EXERCISE: The answer should be a single number: how many lines of the entries below hold the word "Diode".
Start of PROVIDED MATERIAL
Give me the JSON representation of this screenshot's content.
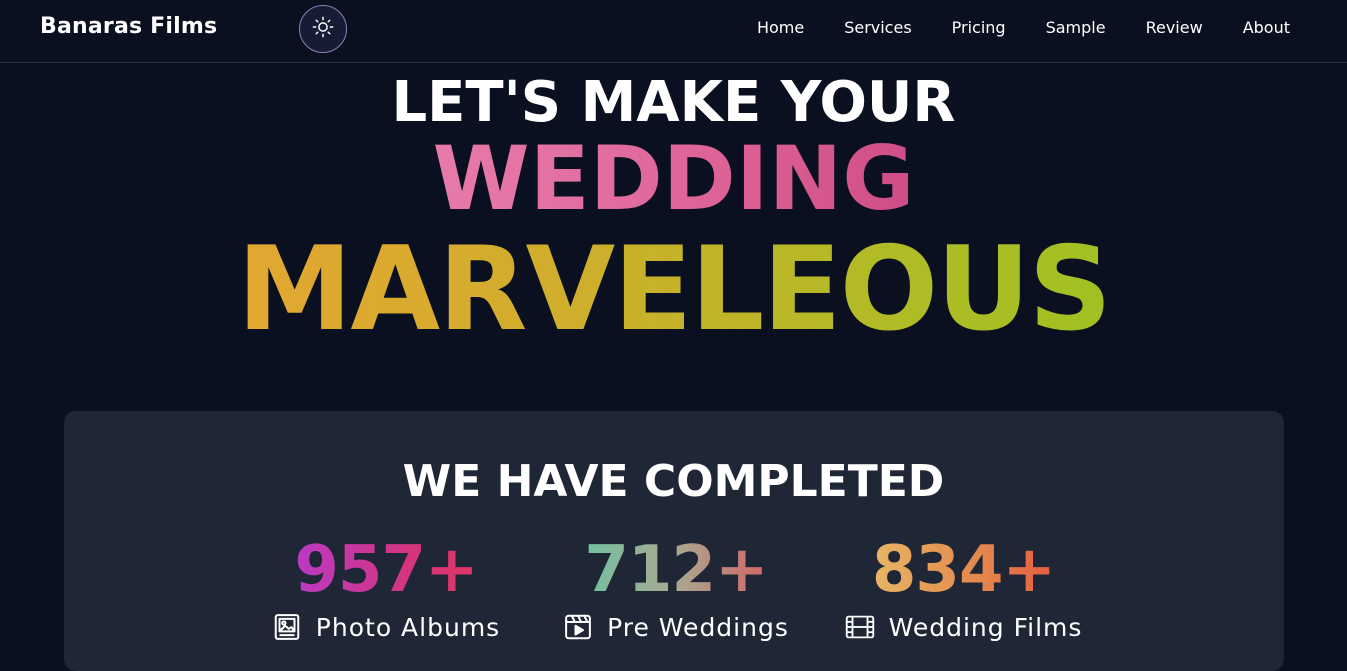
{
  "brand": {
    "name": "Banaras Films"
  },
  "theme_toggle": {
    "icon": "sun-icon"
  },
  "nav": {
    "items": [
      {
        "label": "Home"
      },
      {
        "label": "Services"
      },
      {
        "label": "Pricing"
      },
      {
        "label": "Sample"
      },
      {
        "label": "Review"
      },
      {
        "label": "About"
      }
    ]
  },
  "hero": {
    "line1": "LET'S MAKE YOUR",
    "line2": "WEDDING",
    "line3": "MARVELEOUS"
  },
  "stats": {
    "title": "WE HAVE COMPLETED",
    "items": [
      {
        "number": "957+",
        "label": "Photo Albums",
        "icon": "image-icon"
      },
      {
        "number": "712+",
        "label": "Pre Weddings",
        "icon": "video-icon"
      },
      {
        "number": "834+",
        "label": "Wedding Films",
        "icon": "film-icon"
      }
    ]
  }
}
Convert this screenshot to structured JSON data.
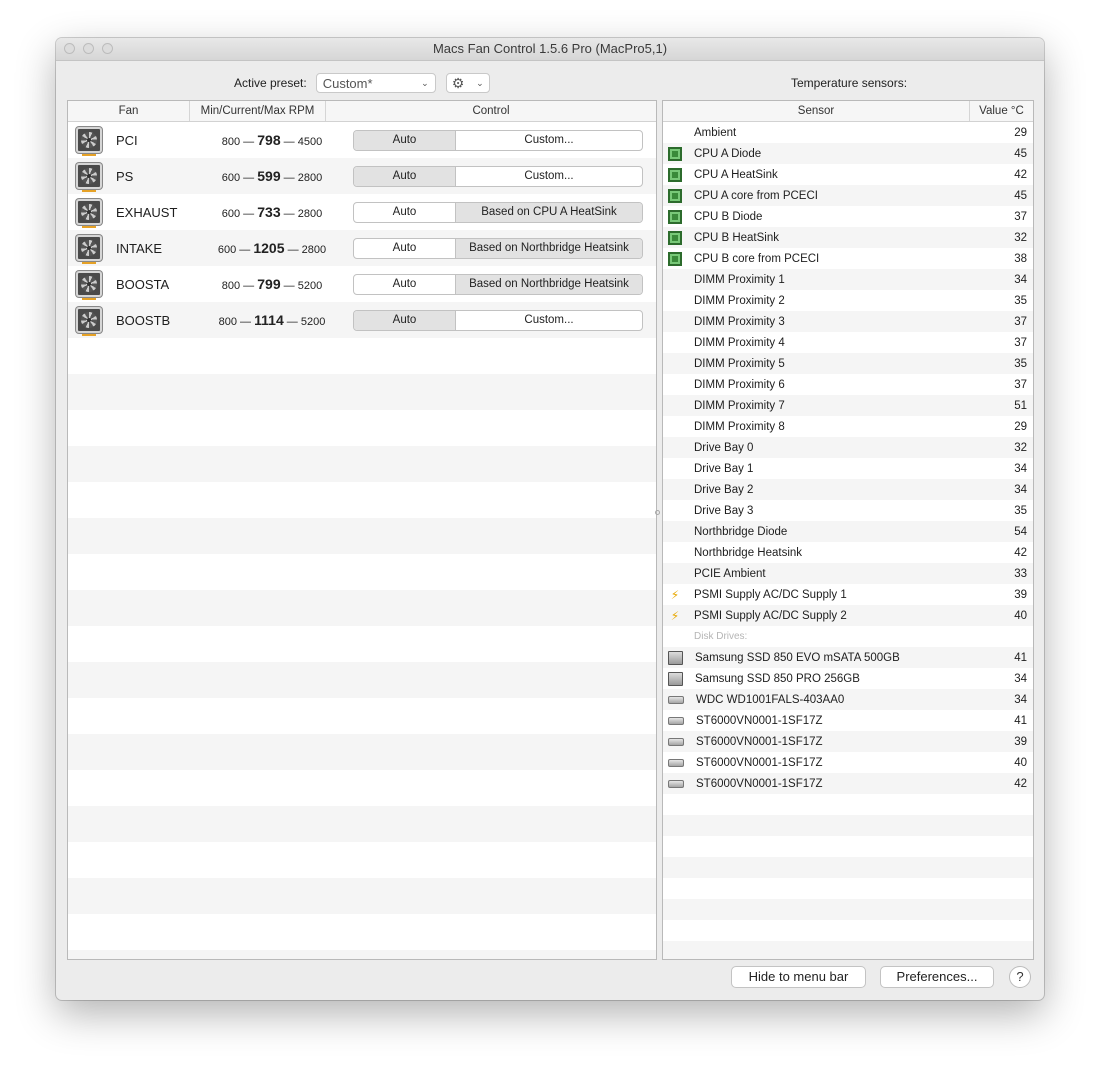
{
  "window": {
    "title": "Macs Fan Control 1.5.6 Pro (MacPro5,1)"
  },
  "preset": {
    "label": "Active preset:",
    "value": "Custom*"
  },
  "temps_heading": "Temperature sensors:",
  "fan_table": {
    "headers": [
      "Fan",
      "Min/Current/Max RPM",
      "Control"
    ],
    "rows": [
      {
        "name": "PCI",
        "min": "800",
        "current": "798",
        "max": "4500",
        "auto": "Auto",
        "custom": "Custom...",
        "mode": "custom"
      },
      {
        "name": "PS",
        "min": "600",
        "current": "599",
        "max": "2800",
        "auto": "Auto",
        "custom": "Custom...",
        "mode": "custom"
      },
      {
        "name": "EXHAUST",
        "min": "600",
        "current": "733",
        "max": "2800",
        "auto": "Auto",
        "custom": "Based on CPU A HeatSink",
        "mode": "custom"
      },
      {
        "name": "INTAKE",
        "min": "600",
        "current": "1205",
        "max": "2800",
        "auto": "Auto",
        "custom": "Based on Northbridge Heatsink",
        "mode": "custom"
      },
      {
        "name": "BOOSTA",
        "min": "800",
        "current": "799",
        "max": "5200",
        "auto": "Auto",
        "custom": "Based on Northbridge Heatsink",
        "mode": "custom"
      },
      {
        "name": "BOOSTB",
        "min": "800",
        "current": "1114",
        "max": "5200",
        "auto": "Auto",
        "custom": "Custom...",
        "mode": "custom"
      }
    ]
  },
  "sensor_table": {
    "headers": [
      "Sensor",
      "Value °C"
    ],
    "rows": [
      {
        "icon": "",
        "name": "Ambient",
        "value": "29"
      },
      {
        "icon": "cpu",
        "name": "CPU A Diode",
        "value": "45"
      },
      {
        "icon": "cpu",
        "name": "CPU A HeatSink",
        "value": "42"
      },
      {
        "icon": "cpu",
        "name": "CPU A core from PCECI",
        "value": "45"
      },
      {
        "icon": "cpu",
        "name": "CPU B Diode",
        "value": "37"
      },
      {
        "icon": "cpu",
        "name": "CPU B HeatSink",
        "value": "32"
      },
      {
        "icon": "cpu",
        "name": "CPU B core from PCECI",
        "value": "38"
      },
      {
        "icon": "",
        "name": "DIMM Proximity 1",
        "value": "34"
      },
      {
        "icon": "",
        "name": "DIMM Proximity 2",
        "value": "35"
      },
      {
        "icon": "",
        "name": "DIMM Proximity 3",
        "value": "37"
      },
      {
        "icon": "",
        "name": "DIMM Proximity 4",
        "value": "37"
      },
      {
        "icon": "",
        "name": "DIMM Proximity 5",
        "value": "35"
      },
      {
        "icon": "",
        "name": "DIMM Proximity 6",
        "value": "37"
      },
      {
        "icon": "",
        "name": "DIMM Proximity 7",
        "value": "51"
      },
      {
        "icon": "",
        "name": "DIMM Proximity 8",
        "value": "29"
      },
      {
        "icon": "",
        "name": "Drive Bay 0",
        "value": "32"
      },
      {
        "icon": "",
        "name": "Drive Bay 1",
        "value": "34"
      },
      {
        "icon": "",
        "name": "Drive Bay 2",
        "value": "34"
      },
      {
        "icon": "",
        "name": "Drive Bay 3",
        "value": "35"
      },
      {
        "icon": "",
        "name": "Northbridge Diode",
        "value": "54"
      },
      {
        "icon": "",
        "name": "Northbridge Heatsink",
        "value": "42"
      },
      {
        "icon": "",
        "name": "PCIE Ambient",
        "value": "33"
      },
      {
        "icon": "bolt",
        "name": "PSMI Supply AC/DC Supply 1",
        "value": "39"
      },
      {
        "icon": "bolt",
        "name": "PSMI Supply AC/DC Supply 2",
        "value": "40"
      },
      {
        "icon": "",
        "name": "Disk Drives:",
        "value": "",
        "group": true
      },
      {
        "icon": "ssd",
        "name": "Samsung SSD 850 EVO mSATA 500GB",
        "value": "41"
      },
      {
        "icon": "ssd",
        "name": "Samsung SSD 850 PRO 256GB",
        "value": "34"
      },
      {
        "icon": "hdd",
        "name": "WDC WD1001FALS-403AA0",
        "value": "34"
      },
      {
        "icon": "hdd",
        "name": "ST6000VN0001-1SF17Z",
        "value": "41"
      },
      {
        "icon": "hdd",
        "name": "ST6000VN0001-1SF17Z",
        "value": "39"
      },
      {
        "icon": "hdd",
        "name": "ST6000VN0001-1SF17Z",
        "value": "40"
      },
      {
        "icon": "hdd",
        "name": "ST6000VN0001-1SF17Z",
        "value": "42"
      }
    ]
  },
  "buttons": {
    "hide": "Hide to menu bar",
    "prefs": "Preferences...",
    "help": "?"
  }
}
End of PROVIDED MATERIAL
REPLY: 3